Contineous random variables can be used to describe phenomena where the values of a random variable can be any value in an interval: the time to failure, or the length of a broken rod. Seven distributions will be discussed.

1. Uniform distributin.
• pdf:

• cdf:

• mean:

• variance:

• the interval where can assume value can be arbitrarily long, but it cannot be infinite.
• Example 6.15 and 6.16 on page 202, 203

2. Exponential distribution. Exponential distributed random variable is one of most frequently used distribution in computer simulation. It is widely used in simulations of computer network and others.
• pdf

• cdf

• mean

• variance

• memoryless property of the exponential distributed random variables: the future values of the exponentially distributed values are not affected by the past values. Compare this to, for example, a uniformly distributed random variable, one can see the difference.

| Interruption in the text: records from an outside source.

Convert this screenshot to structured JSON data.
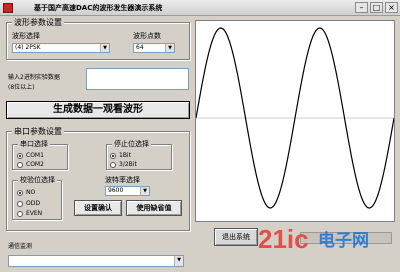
{
  "window": {
    "title": "基于国产高速DAC的波形发生器演示系统"
  },
  "wave_params": {
    "group_label": "波形参数设置",
    "wave_select_label": "波形选择",
    "wave_select_value": "(4) 2PSK",
    "points_label": "波形点数",
    "points_value": "64"
  },
  "input": {
    "label_line1": "输入2进制实验数据",
    "label_line2": "(8位以上)",
    "value": ""
  },
  "generate_button": "生成数据一观看波形",
  "serial": {
    "group_label": "串口参数设置",
    "port": {
      "label": "串口选择",
      "options": [
        "COM1",
        "COM2"
      ],
      "selected": 0
    },
    "stopbit": {
      "label": "停止位选择",
      "options": [
        "1Bit",
        "3/2Bit"
      ],
      "selected": 0
    },
    "parity": {
      "label": "校验位选择",
      "options": [
        "NO",
        "ODD",
        "EVEN"
      ],
      "selected": 0
    },
    "baud": {
      "label": "波特率选择",
      "value": "9600"
    },
    "confirm_button": "设置确认",
    "default_button": "使用缺省值"
  },
  "status": {
    "label": "通信监测",
    "value": ""
  },
  "close_button": "退出系统",
  "colors": {
    "window_bg": "#d4d0c8",
    "waveform": "#000000",
    "plot_bg": "#ffffff"
  },
  "watermark": {
    "text1": "21ic",
    "text2": "电子网"
  }
}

For example, when throwing a fair coin, we can consider the probability of head and tail is the same which has the value of 0.5. If, after a result of head, we would expect to see a tail (though it may not happen). In exponentially distributed random variable, we cannot have this type of expectation. In another word, we know nothing about the future value of the random variable given a full history of the past.

Mathematical proof.

• Example 6.17 and 6.18 on page 204 and 205 where Example 6.18 demonstrates the memoryless property of the exponential distribution.

3. Gamma distribution.
• pdf

where when is an integer.
• When , this is the exponential distribution. In another word, the Gamma distribution is a more general form of exponential distribution.
• mean

• variance

4. Erlang distribution.
• When the parameter in Gamma distribution is an integer, the distribution is refered to as Erlang distribution.
• When , a positive integer, the cdf of Erlang distribution is (using integration by parts)

which is the sum of Poisson terms with mean
• mean

• variance

• Example 6.19, 6.20 on page 208, 209.

5. Normal distribution.
• pdf

• cdf

This value is very difficult to calculate. Often a table is made for . Because an can be transformed into by let

• To calculate for , we use

Example: to calculate F(56) for N(50,9), we have

• mean
• variance
• Notation:
• The curve shape of the normal pdf is like a "bell".
• properties:
• and
• the pdf is symmetric about because of this, .
• the maximum value of the pdf occurs at (thus, the mean and the mode are equal.

• Example 6.21 and 6.22 on page 211, 6.23 and 6.24 on page 213.

6. Weibull distribution. The random variable has a Weibull distribution if its pdf has the form

• Weibull distribution has the following three parameters:
1. which has the range of which is the location parameter
2. which is greater than zero which is the scale parameter
3. which is a positive value determines the shape

Next: Queueing Models Up: Statistical Model of Simulation Previous: Discrete Random Variables
Meng Xiannong 2002-10-18